Given a set $X$, we can construct the Boolean ring whose elements are the power set of $X$. The multiplication therein is intersection, and the addition is symmetric difference. I am interested in finding information on the study of such rings, for instance, information about the spectrum of such a ring. In that case, I am specifically interested in trying to find a systematic description of what the localization of such a ring at an object (i.e. a subset of $X$) would look like. Doing some basic calculations, strange things seem to happen. For instance, if $X$ is the natural numbers, and we localize at (i.e. invert all powers of) the set $\{1,2\}$, we get constructions like $\{1,2\}+1/\{1,2\}$, which is an object that when multiplied by (intersected with) the set $\{1,2\}$, yields $X-\{1,2\}$, which is pretty wild. This is a pretty algebraically simple subject, but I don't recall ever seeing anything written down about it.

Thanks for any help!

share|improve this question

1 Answer 1

up vote 3 down vote accepted

The spectrum is the space $\beta X$ of ultrafilters on $X$. More generally, the spectrum of any Boolean ring is a Stone space, and this actually gives a contravariant equivalence of categories. For more details, see this blog post. For way more details, see Johnstone's Stone Spaces.

Algebraically, the Boolean ring you are interested in is $\mathbb{F}_2^X$. Inverting the indicator function $\chi_S$ of a subset $S \subseteq X$ just gets you $\mathbb{F}_2^S$ (it kills of all the copies of $\mathbb{F}_2$ at which $\chi_S$ is equal to $0$). If $X = \mathbb{N}$ and $S = \{ 1, 2 \}$ then the localization is just $\mathbb{F}_2^{ \{ 1, 2 \} }$ and $\chi_S + \frac{1}{\chi_S} = 2 \chi_S = 0$ in the localization.

share|improve this answer
    
Hmmmmm that's really helpful. I must have made some mistake in trying to figure out what these localizations look like. –  Jon Beardsley Aug 22 '12 at 0:42
1  
@JBeardz: you haven't made a mistake. In your notation, $X \setminus \{ 1, 2 \}$ is equal to $0$ in the localization. (Note that the only way you can force an idempotent to be invertible is to force it to be the identity.) –  Qiaochu Yuan Aug 22 '12 at 0:43
    
so i guess basically what happens if, in terms of just straight up Boolean algebras instead of indicator functions, to localize at $S$ means that you get a new Boolean ring whose elements are just the subsets of $S$....? –  Jon Beardsley Aug 22 '12 at 0:53
1  
@JBeardz: yes, that's right. –  Qiaochu Yuan Aug 22 '12 at 0:54

Your Answer

 
discard

By posting your answer, you agree to the privacy policy and terms of service.

Not the answer you're looking for?

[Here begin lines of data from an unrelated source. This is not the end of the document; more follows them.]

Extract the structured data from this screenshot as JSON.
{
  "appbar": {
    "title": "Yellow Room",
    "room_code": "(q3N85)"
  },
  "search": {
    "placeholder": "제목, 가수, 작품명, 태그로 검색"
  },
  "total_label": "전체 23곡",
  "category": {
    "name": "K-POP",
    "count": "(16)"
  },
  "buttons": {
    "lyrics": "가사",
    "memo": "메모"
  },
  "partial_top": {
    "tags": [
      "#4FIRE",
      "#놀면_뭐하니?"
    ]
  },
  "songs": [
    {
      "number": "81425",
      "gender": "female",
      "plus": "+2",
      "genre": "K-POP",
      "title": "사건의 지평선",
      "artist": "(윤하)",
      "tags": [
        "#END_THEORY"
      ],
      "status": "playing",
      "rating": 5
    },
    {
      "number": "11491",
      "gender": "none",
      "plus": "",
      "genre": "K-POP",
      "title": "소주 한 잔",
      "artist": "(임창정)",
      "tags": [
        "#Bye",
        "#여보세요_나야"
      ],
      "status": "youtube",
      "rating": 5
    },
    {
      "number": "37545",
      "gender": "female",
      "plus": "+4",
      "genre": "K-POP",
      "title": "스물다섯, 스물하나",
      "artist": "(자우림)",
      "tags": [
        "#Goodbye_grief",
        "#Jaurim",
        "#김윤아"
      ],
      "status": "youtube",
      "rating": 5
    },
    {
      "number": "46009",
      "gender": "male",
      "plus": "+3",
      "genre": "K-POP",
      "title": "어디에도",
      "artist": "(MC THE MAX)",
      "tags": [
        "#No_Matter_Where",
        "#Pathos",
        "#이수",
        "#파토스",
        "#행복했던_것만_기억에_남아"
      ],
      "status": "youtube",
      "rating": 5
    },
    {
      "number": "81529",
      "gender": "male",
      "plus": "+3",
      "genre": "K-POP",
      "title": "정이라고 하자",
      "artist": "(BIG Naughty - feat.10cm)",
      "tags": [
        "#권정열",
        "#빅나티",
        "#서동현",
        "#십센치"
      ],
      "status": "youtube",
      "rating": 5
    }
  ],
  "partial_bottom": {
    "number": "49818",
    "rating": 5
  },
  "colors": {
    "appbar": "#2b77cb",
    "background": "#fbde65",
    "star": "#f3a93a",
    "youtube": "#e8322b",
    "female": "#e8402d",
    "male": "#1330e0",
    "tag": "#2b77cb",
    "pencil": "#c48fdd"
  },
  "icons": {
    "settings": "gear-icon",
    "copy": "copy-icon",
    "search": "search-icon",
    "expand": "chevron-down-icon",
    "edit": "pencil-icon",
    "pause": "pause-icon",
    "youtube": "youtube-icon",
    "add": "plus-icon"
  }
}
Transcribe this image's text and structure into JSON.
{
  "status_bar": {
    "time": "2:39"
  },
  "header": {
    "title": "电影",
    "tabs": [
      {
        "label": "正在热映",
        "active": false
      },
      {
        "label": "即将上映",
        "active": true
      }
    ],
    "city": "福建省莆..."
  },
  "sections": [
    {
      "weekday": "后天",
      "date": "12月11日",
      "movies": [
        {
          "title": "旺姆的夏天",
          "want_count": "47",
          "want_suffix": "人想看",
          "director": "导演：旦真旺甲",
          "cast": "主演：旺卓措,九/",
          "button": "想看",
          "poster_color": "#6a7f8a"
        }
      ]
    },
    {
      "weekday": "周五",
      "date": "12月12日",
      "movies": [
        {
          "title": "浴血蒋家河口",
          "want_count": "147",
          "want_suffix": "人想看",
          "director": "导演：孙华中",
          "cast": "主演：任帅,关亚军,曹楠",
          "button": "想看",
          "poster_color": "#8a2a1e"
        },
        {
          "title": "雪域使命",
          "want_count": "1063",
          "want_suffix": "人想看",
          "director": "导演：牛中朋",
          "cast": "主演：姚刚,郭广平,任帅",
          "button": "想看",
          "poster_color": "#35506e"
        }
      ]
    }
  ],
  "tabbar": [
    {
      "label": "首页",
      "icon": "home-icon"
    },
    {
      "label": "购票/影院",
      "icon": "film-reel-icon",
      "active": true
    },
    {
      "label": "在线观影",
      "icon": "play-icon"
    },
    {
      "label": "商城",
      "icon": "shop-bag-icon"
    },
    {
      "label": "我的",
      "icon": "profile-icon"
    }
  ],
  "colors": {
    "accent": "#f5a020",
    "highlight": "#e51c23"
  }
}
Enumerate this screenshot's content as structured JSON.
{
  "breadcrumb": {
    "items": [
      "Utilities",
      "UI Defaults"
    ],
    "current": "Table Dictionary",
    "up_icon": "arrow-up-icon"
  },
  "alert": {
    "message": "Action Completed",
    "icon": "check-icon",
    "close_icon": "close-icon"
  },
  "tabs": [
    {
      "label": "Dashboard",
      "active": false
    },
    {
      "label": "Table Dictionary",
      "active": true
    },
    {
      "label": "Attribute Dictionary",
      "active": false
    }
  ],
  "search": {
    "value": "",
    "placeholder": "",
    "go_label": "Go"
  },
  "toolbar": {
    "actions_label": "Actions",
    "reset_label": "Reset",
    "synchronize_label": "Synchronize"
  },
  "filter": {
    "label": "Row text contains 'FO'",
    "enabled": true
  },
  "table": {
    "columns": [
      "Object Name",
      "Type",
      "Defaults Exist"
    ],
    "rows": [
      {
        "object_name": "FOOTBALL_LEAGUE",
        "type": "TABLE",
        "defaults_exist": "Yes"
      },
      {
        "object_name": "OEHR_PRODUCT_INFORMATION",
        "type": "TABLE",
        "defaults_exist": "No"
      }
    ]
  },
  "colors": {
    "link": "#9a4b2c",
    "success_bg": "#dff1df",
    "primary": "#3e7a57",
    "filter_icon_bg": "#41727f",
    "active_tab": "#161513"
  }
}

Browse other questions tagged or ask your own question.